Office of Enforcement, Compliance, and Assurance 66.700 Consolidated Pesticide Enforcement Cooperative Agreements
66.701 Toxic Substances Compliance Monitoring Cooperative Agreements
Office of International and Tribal Affairs 66.926 Indian Environmental General Assistance Program (GAP)
Office of Land and Emergency Management 66.801 Hazardous Waste Management State Program Support
66.804 Underground Storage Tank Prevention, Detection, and Compliance Program
66.812 Hazardous Waste Management Grant Program for Tribes
66.817 State and Tribal Response Program Grants
Office of MIssion Support 66.608 Environmental Information Exchange Network Grant Program and Related Assistance
Office of Water 66.419 Water Pollution Control State, Interstate, and Tribal Program Support
66.432 State Public Water System Supervision
66.433 State Underground Water Source Protection
66.460 Nonpoint Source Implementation Grants
66.461 Regional Wetland Program Development Grants
66.472 Beach Monitoring and Notification Program Implementation Grants

Guidance, Policies, and Regulations

National Program Guidance

National Program Guidances (NPG) are utilized by EPA and states, tribes, and territories to inform grant work planning. The FY2020-2021 NPG for the Office of Congressional and Intergovernmental Relationssets multi-year goals and objectives and highlights key policies and procedures for the National Environmental Performance Partnership System.

Best Practices Guide for Performance Partnerships Grants with States (PDF)(41pp, 1MB,About PDF)and Tribal Best Practices Guide (PDF)(37pp, 500K,About PDF)Highlights key regulations, policies, and procedures for developing and managing Performance Partnerships Grants.

EPA-State Renewal of NEPPS Marking the 20th Anniversary (2015) (PDF)(2pp, 595K, About PDF)

The National Environmental Performance Partnership System: A Review of Implementation Practices (May, 2013) (PDF)(34pp, 629K, About PDF)

Policies
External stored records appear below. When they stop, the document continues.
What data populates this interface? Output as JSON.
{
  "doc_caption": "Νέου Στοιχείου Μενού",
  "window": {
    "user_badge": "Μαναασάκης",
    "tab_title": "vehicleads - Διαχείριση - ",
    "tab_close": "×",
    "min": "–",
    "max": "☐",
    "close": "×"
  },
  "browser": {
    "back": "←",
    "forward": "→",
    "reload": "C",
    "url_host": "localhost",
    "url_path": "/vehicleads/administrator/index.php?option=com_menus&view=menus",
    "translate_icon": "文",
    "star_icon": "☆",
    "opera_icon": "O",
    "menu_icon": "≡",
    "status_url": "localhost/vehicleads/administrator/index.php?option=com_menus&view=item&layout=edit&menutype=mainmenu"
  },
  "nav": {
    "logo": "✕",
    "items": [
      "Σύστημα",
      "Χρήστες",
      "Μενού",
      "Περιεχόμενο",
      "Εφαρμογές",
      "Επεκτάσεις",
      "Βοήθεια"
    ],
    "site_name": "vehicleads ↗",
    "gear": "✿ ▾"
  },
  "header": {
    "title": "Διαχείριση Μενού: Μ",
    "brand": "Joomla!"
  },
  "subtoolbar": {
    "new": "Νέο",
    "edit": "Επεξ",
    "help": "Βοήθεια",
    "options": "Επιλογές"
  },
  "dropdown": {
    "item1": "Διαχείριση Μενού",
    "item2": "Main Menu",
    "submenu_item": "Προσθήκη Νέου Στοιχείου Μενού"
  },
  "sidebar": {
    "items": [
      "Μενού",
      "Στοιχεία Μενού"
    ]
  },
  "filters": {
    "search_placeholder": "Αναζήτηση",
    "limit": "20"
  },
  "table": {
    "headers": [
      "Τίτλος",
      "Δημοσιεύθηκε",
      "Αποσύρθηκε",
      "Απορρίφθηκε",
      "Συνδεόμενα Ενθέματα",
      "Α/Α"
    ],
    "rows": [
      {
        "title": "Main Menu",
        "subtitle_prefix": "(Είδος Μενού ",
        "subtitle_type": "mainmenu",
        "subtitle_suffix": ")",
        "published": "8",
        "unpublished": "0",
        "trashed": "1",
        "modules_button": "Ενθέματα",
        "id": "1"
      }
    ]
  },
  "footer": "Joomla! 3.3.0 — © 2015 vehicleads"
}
Grants Policy Issuance (GPI) 15-01 Performance Partnership Grants for States is applicable to EPA personnel managing 40 CFR Part 35 Subpart A programs and became effective on October 1, 2015.
EPA has several policies that may not focus exclusively on PPGs, but may impact PPGs:
Regulations
All federal regulations can be found online at www.ecfr.gov. The set of regulations specific to all Continuing Environmental Programs (CEPs), including PPGs, can be found in 40 CFR Part 35.
As with all federal assistance agreements, PPGsare bound by the regulations in 2 CFR Part 200. In addtion, PPGs are bound by to a set of regulations specific to all EPA assistance agreements found in 2 CFR 1500. Collectively, 2 CFR 200 and 1500 are referred to as the Uniform Grant Guidance, or UGG, at EPA.